■ Exercise
Write every line of the material out exactly as shown.

■ Given information
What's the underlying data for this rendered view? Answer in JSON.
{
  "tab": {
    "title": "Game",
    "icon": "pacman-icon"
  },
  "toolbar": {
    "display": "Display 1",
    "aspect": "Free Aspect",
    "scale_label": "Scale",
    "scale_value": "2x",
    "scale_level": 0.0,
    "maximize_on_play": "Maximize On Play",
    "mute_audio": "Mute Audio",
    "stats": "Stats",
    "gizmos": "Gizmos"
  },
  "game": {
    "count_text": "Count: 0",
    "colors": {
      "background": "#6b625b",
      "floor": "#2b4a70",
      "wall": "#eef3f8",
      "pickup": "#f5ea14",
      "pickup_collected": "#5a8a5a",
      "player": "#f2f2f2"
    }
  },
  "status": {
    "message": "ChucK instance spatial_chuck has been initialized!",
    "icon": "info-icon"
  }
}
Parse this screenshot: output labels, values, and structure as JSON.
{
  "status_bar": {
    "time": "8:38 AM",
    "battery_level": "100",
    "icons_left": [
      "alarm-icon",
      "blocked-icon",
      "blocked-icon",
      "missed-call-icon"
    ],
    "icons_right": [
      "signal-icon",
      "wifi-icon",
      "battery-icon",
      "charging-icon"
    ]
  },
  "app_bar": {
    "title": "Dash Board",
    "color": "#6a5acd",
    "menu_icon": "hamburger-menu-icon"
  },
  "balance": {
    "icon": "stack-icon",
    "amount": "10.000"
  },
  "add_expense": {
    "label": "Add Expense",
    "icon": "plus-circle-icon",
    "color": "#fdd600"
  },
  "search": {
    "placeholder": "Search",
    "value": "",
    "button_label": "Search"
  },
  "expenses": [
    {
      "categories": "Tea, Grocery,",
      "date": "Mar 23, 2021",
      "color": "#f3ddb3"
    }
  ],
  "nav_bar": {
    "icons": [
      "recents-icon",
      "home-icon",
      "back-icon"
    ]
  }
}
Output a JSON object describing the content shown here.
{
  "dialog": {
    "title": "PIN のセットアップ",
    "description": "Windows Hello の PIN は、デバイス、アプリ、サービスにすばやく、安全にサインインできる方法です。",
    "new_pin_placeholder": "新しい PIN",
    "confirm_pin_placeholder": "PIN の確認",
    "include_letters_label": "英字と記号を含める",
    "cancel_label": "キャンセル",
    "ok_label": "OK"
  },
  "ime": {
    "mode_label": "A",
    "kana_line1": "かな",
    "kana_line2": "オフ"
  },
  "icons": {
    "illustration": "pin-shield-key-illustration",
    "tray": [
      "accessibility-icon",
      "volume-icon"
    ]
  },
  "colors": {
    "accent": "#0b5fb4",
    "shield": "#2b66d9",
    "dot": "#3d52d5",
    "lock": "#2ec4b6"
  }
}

■ Output
What's the underlying data for this rendered view? Answer in JSON.
{
  "tab": {
    "title": "Game",
    "icon": "pacman-icon"
  },
  "toolbar": {
    "display": "Display 1",
    "aspect": "Free Aspect",
    "scale_label": "Scale",
    "scale_value": "2x",
    "scale_level": 0.0,
    "maximize_on_play": "Maximize On Play",
    "mute_audio": "Mute Audio",
    "stats": "Stats",
    "gizmos": "Gizmos"
  },
  "game": {
    "count_text": "Count: 0",
    "colors": {
      "background": "#6b625b",
      "floor": "#2b4a70",
      "wall": "#eef3f8",
      "pickup": "#f5ea14",
      "pickup_collected": "#5a8a5a",
      "player": "#f2f2f2"
    }
  },
  "status": {
    "message": "ChucK instance spatial_chuck has been initialized!",
    "icon": "info-icon"
  }
}
Parse this screenshot: output labels, values, and structure as JSON.
{
  "status_bar": {
    "time": "8:38 AM",
    "battery_level": "100",
    "icons_left": [
      "alarm-icon",
      "blocked-icon",
      "blocked-icon",
      "missed-call-icon"
    ],
    "icons_right": [
      "signal-icon",
      "wifi-icon",
      "battery-icon",
      "charging-icon"
    ]
  },
  "app_bar": {
    "title": "Dash Board",
    "color": "#6a5acd",
    "menu_icon": "hamburger-menu-icon"
  },
  "balance": {
    "icon": "stack-icon",
    "amount": "10.000"
  },
  "add_expense": {
    "label": "Add Expense",
    "icon": "plus-circle-icon",
    "color": "#fdd600"
  },
  "search": {
    "placeholder": "Search",
    "value": "",
    "button_label": "Search"
  },
  "expenses": [
    {
      "categories": "Tea, Grocery,",
      "date": "Mar 23, 2021",
      "color": "#f3ddb3"
    }
  ],
  "nav_bar": {
    "icons": [
      "recents-icon",
      "home-icon",
      "back-icon"
    ]
  }
}
Output a JSON object describing the content shown here.
{
  "dialog": {
    "title": "PIN のセットアップ",
    "description": "Windows Hello の PIN は、デバイス、アプリ、サービスにすばやく、安全にサインインできる方法です。",
    "new_pin_placeholder": "新しい PIN",
    "confirm_pin_placeholder": "PIN の確認",
    "include_letters_label": "英字と記号を含める",
    "cancel_label": "キャンセル",
    "ok_label": "OK"
  },
  "ime": {
    "mode_label": "A",
    "kana_line1": "かな",
    "kana_line2": "オフ"
  },
  "icons": {
    "illustration": "pin-shield-key-illustration",
    "tray": [
      "accessibility-icon",
      "volume-icon"
    ]
  },
  "colors": {
    "accent": "#0b5fb4",
    "shield": "#2b66d9",
    "dot": "#3d52d5",
    "lock": "#2ec4b6"
  }
}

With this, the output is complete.